Work to be completed: Return the entries in full, exactly as written.

(Website and app data records)

********************

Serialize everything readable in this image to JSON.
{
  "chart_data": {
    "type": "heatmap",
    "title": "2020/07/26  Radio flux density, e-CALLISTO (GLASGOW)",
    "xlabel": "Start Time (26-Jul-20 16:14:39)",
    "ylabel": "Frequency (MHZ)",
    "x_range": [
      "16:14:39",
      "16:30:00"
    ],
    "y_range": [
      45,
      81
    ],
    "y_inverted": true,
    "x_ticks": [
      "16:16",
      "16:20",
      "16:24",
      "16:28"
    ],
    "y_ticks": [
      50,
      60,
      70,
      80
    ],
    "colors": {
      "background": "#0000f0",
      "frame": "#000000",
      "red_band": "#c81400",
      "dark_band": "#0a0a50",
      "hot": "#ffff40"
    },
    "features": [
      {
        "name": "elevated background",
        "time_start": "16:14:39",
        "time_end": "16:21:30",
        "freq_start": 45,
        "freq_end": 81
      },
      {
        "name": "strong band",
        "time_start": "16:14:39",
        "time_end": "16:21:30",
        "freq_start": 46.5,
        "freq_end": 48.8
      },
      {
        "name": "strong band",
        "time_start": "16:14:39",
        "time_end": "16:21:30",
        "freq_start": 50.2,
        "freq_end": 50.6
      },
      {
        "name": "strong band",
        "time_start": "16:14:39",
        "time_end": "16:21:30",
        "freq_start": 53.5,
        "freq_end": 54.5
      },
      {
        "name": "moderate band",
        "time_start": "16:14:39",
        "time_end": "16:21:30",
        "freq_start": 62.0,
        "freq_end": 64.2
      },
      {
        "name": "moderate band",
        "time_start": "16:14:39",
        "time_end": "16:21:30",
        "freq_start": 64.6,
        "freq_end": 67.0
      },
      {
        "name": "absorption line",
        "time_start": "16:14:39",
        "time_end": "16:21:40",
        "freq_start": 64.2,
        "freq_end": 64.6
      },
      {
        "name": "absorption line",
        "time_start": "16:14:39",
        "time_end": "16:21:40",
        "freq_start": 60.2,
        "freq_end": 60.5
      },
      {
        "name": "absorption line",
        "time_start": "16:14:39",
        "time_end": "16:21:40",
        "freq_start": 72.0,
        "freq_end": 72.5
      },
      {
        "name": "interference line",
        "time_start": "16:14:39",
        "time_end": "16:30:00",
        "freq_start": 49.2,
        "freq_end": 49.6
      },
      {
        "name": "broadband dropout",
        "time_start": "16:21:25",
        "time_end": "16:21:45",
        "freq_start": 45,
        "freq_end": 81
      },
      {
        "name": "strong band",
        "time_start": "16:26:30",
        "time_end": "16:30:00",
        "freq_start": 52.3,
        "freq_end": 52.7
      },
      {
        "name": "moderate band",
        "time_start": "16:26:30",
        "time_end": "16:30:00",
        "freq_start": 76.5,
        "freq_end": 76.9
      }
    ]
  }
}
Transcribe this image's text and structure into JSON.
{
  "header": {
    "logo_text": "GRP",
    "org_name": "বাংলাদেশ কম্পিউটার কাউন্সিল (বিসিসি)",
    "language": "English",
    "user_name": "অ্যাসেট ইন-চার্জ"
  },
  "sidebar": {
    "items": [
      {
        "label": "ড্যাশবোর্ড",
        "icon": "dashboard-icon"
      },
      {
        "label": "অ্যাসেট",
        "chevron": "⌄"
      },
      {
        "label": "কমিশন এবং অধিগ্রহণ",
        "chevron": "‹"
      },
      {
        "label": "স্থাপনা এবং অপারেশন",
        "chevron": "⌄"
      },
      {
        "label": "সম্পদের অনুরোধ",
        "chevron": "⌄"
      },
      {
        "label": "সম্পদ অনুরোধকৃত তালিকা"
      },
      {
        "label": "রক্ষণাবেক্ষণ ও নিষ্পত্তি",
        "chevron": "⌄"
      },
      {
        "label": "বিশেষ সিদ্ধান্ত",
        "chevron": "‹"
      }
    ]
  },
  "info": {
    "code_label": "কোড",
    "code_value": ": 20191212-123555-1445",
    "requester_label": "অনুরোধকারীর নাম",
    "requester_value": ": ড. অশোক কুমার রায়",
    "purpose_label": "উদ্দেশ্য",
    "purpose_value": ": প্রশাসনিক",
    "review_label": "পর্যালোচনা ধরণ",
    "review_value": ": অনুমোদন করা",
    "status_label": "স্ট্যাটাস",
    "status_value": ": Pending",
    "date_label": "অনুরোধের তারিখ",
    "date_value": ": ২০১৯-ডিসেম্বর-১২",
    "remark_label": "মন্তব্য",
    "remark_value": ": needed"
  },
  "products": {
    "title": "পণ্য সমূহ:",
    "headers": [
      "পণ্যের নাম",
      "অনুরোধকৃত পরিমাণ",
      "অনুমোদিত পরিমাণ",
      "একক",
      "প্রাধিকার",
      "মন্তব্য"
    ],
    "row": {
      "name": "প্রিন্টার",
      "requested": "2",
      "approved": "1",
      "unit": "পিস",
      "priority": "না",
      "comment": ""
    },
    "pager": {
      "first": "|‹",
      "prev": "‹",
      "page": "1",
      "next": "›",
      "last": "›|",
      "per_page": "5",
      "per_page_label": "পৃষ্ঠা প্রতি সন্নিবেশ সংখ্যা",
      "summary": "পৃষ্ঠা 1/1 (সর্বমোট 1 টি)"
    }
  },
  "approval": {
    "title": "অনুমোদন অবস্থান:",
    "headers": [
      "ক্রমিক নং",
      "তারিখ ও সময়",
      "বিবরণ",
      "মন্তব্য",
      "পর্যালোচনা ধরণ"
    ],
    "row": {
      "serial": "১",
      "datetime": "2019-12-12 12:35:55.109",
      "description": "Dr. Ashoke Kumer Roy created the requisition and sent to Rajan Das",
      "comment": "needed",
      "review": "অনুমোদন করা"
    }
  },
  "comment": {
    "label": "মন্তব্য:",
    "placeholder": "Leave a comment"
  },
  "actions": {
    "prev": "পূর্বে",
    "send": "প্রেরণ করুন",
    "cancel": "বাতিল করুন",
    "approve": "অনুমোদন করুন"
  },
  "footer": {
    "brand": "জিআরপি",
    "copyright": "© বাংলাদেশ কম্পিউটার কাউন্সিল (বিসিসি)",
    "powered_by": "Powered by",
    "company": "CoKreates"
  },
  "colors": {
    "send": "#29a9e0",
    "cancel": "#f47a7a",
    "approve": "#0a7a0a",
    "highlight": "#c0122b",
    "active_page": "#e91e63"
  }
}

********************

The answer:
Serialize everything readable in this image to JSON.
{
  "chart_data": {
    "type": "heatmap",
    "title": "2020/07/26  Radio flux density, e-CALLISTO (GLASGOW)",
    "xlabel": "Start Time (26-Jul-20 16:14:39)",
    "ylabel": "Frequency (MHZ)",
    "x_range": [
      "16:14:39",
      "16:30:00"
    ],
    "y_range": [
      45,
      81
    ],
    "y_inverted": true,
    "x_ticks": [
      "16:16",
      "16:20",
      "16:24",
      "16:28"
    ],
    "y_ticks": [
      50,
      60,
      70,
      80
    ],
    "colors": {
      "background": "#0000f0",
      "frame": "#000000",
      "red_band": "#c81400",
      "dark_band": "#0a0a50",
      "hot": "#ffff40"
    },
    "features": [
      {
        "name": "elevated background",
        "time_start": "16:14:39",
        "time_end": "16:21:30",
        "freq_start": 45,
        "freq_end": 81
      },
      {
        "name": "strong band",
        "time_start": "16:14:39",
        "time_end": "16:21:30",
        "freq_start": 46.5,
        "freq_end": 48.8
      },
      {
        "name": "strong band",
        "time_start": "16:14:39",
        "time_end": "16:21:30",
        "freq_start": 50.2,
        "freq_end": 50.6
      },
      {
        "name": "strong band",
        "time_start": "16:14:39",
        "time_end": "16:21:30",
        "freq_start": 53.5,
        "freq_end": 54.5
      },
      {
        "name": "moderate band",
        "time_start": "16:14:39",
        "time_end": "16:21:30",
        "freq_start": 62.0,
        "freq_end": 64.2
      },
      {
        "name": "moderate band",
        "time_start": "16:14:39",
        "time_end": "16:21:30",
        "freq_start": 64.6,
        "freq_end": 67.0
      },
      {
        "name": "absorption line",
        "time_start": "16:14:39",
        "time_end": "16:21:40",
        "freq_start": 64.2,
        "freq_end": 64.6
      },
      {
        "name": "absorption line",
        "time_start": "16:14:39",
        "time_end": "16:21:40",
        "freq_start": 60.2,
        "freq_end": 60.5
      },
      {
        "name": "absorption line",
        "time_start": "16:14:39",
        "time_end": "16:21:40",
        "freq_start": 72.0,
        "freq_end": 72.5
      },
      {
        "name": "interference line",
        "time_start": "16:14:39",
        "time_end": "16:30:00",
        "freq_start": 49.2,
        "freq_end": 49.6
      },
      {
        "name": "broadband dropout",
        "time_start": "16:21:25",
        "time_end": "16:21:45",
        "freq_start": 45,
        "freq_end": 81
      },
      {
        "name": "strong band",
        "time_start": "16:26:30",
        "time_end": "16:30:00",
        "freq_start": 52.3,
        "freq_end": 52.7
      },
      {
        "name": "moderate band",
        "time_start": "16:26:30",
        "time_end": "16:30:00",
        "freq_start": 76.5,
        "freq_end": 76.9
      }
    ]
  }
}
Transcribe this image's text and structure into JSON.
{
  "header": {
    "logo_text": "GRP",
    "org_name": "বাংলাদেশ কম্পিউটার কাউন্সিল (বিসিসি)",
    "language": "English",
    "user_name": "অ্যাসেট ইন-চার্জ"
  },
  "sidebar": {
    "items": [
      {
        "label": "ড্যাশবোর্ড",
        "icon": "dashboard-icon"
      },
      {
        "label": "অ্যাসেট",
        "chevron": "⌄"
      },
      {
        "label": "কমিশন এবং অধিগ্রহণ",
        "chevron": "‹"
      },
      {
        "label": "স্থাপনা এবং অপারেশন",
        "chevron": "⌄"
      },
      {
        "label": "সম্পদের অনুরোধ",
        "chevron": "⌄"
      },
      {
        "label": "সম্পদ অনুরোধকৃত তালিকা"
      },
      {
        "label": "রক্ষণাবেক্ষণ ও নিষ্পত্তি",
        "chevron": "⌄"
      },
      {
        "label": "বিশেষ সিদ্ধান্ত",
        "chevron": "‹"
      }
    ]
  },
  "info": {
    "code_label": "কোড",
    "code_value": ": 20191212-123555-1445",
    "requester_label": "অনুরোধকারীর নাম",
    "requester_value": ": ড. অশোক কুমার রায়",
    "purpose_label": "উদ্দেশ্য",
    "purpose_value": ": প্রশাসনিক",
    "review_label": "পর্যালোচনা ধরণ",
    "review_value": ": অনুমোদন করা",
    "status_label": "স্ট্যাটাস",
    "status_value": ": Pending",
    "date_label": "অনুরোধের তারিখ",
    "date_value": ": ২০১৯-ডিসেম্বর-১২",
    "remark_label": "মন্তব্য",
    "remark_value": ": needed"
  },
  "products": {
    "title": "পণ্য সমূহ:",
    "headers": [
      "পণ্যের নাম",
      "অনুরোধকৃত পরিমাণ",
      "অনুমোদিত পরিমাণ",
      "একক",
      "প্রাধিকার",
      "মন্তব্য"
    ],
    "row": {
      "name": "প্রিন্টার",
      "requested": "2",
      "approved": "1",
      "unit": "পিস",
      "priority": "না",
      "comment": ""
    },
    "pager": {
      "first": "|‹",
      "prev": "‹",
      "page": "1",
      "next": "›",
      "last": "›|",
      "per_page": "5",
      "per_page_label": "পৃষ্ঠা প্রতি সন্নিবেশ সংখ্যা",
      "summary": "পৃষ্ঠা 1/1 (সর্বমোট 1 টি)"
    }
  },
  "approval": {
    "title": "অনুমোদন অবস্থান:",
    "headers": [
      "ক্রমিক নং",
      "তারিখ ও সময়",
      "বিবরণ",
      "মন্তব্য",
      "পর্যালোচনা ধরণ"
    ],
    "row": {
      "serial": "১",
      "datetime": "2019-12-12 12:35:55.109",
      "description": "Dr. Ashoke Kumer Roy created the requisition and sent to Rajan Das",
      "comment": "needed",
      "review": "অনুমোদন করা"
    }
  },
  "comment": {
    "label": "মন্তব্য:",
    "placeholder": "Leave a comment"
  },
  "actions": {
    "prev": "পূর্বে",
    "send": "প্রেরণ করুন",
    "cancel": "বাতিল করুন",
    "approve": "অনুমোদন করুন"
  },
  "footer": {
    "brand": "জিআরপি",
    "copyright": "© বাংলাদেশ কম্পিউটার কাউন্সিল (বিসিসি)",
    "powered_by": "Powered by",
    "company": "CoKreates"
  },
  "colors": {
    "send": "#29a9e0",
    "cancel": "#f47a7a",
    "approve": "#0a7a0a",
    "highlight": "#c0122b",
    "active_page": "#e91e63"
  }
}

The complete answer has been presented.